The Telecom Regulatory Authority of India (Trai) is expected to take up the issue of 5G roll-out in India interfering with airline operations in its ongoing consultations on 5G spectrum pricing, said two people in the know, seeking anonymity.
The regulator is expected to clarify that 5G roll-out is not likely to cause any disruption for airline operations, the people said, after international flight operations to the US were disrupted since C-band frequencies were put into service for 5G rollout in the US.
“There is no issue because the band identified for 5G rollout—3.3GHz to 3.6GHz—is much lower than the band used by airline altimeters that starts from 4.2Ghz. So, there is adequate buffer between the two bands," said one of the two people.
“The regulator is aware of the issue, but there is no cause for concern because of the gap between the two bands, clarification to the effect can be provided as well," the second person said.

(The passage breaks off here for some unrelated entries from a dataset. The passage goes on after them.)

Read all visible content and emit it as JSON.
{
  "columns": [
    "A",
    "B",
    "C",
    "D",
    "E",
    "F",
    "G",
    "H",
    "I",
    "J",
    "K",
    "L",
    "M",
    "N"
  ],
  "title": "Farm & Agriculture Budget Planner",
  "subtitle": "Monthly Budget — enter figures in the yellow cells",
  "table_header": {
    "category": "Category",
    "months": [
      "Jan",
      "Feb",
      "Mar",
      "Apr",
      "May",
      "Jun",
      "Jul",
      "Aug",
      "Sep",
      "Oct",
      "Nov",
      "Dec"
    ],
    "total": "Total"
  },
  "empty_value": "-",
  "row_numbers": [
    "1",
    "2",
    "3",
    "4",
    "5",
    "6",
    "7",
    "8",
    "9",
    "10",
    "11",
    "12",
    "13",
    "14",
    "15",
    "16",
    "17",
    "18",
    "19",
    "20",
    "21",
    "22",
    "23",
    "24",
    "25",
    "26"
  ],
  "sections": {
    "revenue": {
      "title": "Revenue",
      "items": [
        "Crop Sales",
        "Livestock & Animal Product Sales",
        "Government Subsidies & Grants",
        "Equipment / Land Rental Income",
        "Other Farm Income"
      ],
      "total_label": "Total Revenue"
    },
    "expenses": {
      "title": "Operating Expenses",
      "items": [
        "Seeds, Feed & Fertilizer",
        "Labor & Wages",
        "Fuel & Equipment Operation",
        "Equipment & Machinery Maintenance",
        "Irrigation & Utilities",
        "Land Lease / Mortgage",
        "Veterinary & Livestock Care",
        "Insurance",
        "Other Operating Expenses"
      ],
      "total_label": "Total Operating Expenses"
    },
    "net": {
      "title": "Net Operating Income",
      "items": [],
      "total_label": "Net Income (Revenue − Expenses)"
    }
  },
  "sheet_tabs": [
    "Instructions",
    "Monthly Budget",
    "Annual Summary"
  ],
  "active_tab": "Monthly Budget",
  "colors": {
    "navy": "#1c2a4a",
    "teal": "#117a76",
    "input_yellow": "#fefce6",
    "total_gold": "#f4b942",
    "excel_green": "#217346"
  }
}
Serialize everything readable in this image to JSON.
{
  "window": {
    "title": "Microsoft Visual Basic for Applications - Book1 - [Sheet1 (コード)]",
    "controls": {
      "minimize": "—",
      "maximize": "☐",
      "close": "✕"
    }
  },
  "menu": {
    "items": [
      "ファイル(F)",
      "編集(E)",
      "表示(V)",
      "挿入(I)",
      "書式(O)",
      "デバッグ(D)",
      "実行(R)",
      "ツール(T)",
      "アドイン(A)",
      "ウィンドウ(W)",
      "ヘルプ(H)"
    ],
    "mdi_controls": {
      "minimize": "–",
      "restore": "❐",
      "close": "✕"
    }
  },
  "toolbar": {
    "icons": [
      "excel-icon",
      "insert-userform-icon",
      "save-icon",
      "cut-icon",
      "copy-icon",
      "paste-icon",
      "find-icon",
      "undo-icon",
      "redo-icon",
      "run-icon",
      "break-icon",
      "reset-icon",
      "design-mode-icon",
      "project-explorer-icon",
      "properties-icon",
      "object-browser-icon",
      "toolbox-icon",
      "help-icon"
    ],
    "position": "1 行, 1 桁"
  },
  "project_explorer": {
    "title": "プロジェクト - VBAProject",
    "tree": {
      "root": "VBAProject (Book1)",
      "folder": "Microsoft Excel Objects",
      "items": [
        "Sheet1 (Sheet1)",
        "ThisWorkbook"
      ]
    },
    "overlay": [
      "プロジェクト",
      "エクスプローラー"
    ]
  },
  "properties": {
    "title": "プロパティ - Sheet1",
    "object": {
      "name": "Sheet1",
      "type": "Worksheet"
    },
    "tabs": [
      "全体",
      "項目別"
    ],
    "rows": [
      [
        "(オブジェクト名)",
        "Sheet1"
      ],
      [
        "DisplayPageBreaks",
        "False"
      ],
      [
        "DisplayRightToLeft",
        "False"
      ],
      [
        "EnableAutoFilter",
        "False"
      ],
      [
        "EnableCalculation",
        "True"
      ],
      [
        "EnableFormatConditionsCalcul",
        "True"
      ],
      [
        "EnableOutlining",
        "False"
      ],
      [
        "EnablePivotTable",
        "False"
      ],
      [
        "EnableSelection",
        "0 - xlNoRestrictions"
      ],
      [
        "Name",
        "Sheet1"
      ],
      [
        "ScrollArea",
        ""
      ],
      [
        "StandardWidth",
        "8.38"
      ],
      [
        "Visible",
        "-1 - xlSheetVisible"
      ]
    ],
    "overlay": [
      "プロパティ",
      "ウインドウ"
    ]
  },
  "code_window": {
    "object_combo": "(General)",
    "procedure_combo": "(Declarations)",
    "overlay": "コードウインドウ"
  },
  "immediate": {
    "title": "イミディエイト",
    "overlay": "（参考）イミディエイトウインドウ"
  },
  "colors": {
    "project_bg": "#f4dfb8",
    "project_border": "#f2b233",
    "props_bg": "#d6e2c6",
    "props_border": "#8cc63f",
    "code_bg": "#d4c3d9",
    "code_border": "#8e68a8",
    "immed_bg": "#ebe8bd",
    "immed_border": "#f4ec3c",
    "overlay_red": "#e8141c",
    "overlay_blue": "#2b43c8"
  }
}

At present, Trai is holding consultations with stakeholders on price recommendations for 5G spectrum, which is set to come up for auctions. Stakeholders have time till 24 January to send in their comments, after which the regulator will hold an open-house discussion before coming out with its recommendations. The recommendations could include the clarification, one of the people said.
On Wednesday, Air India, along with many international airlines cancelled some flights to the US following the roll out of 5G services by leading carriers AT&T and Verizon.
Earlier this week, airlines wrote to the US aviation regulator warning of “major disruptions" including possible grounding of flights, caused by the 5G roll out scheduled to begin from 19 January, as it may disrupt an aircraft’s altimeter used for automated landings.
While US carriers have delayed their 5G rollout close to airports for the time being, the issue has been flagged by the Federation of Indian Pilots in a communication to the government in early January.
Cellular Operators Association of India (COAI), representing Indian telecom service providers, had said at that time that concerns over interference were unfounded.
“We understand the concerns raised by Federation of Indian Pilots, and the matter has been highlighted in the past as well wherein the authorities have found the issue of spectrum interference uncorroborated," S.P. Kochhar, director general, COAI, had said. “There is a gap of 530 MHz (between 3,670 MHz and 4200 MHz) in the transmission of frequencies. Thus, making it safe for 5G and aviation to coexist," he added.
Global airlines including Air India, Japan Airlines, Emirates and ANA, have either cancelled or revised flights to the US. A senior Air India official said the airline will suffer revenue losses as US is a key international market for it. “We are hopeful that the issue will be sorted in the coming weeks as the FAA marks more airports safe for Boeing 777 operations," he added. Air India has a fleet of 117 aircraft, including 14 Boeing 777 and 22 Boeing 787.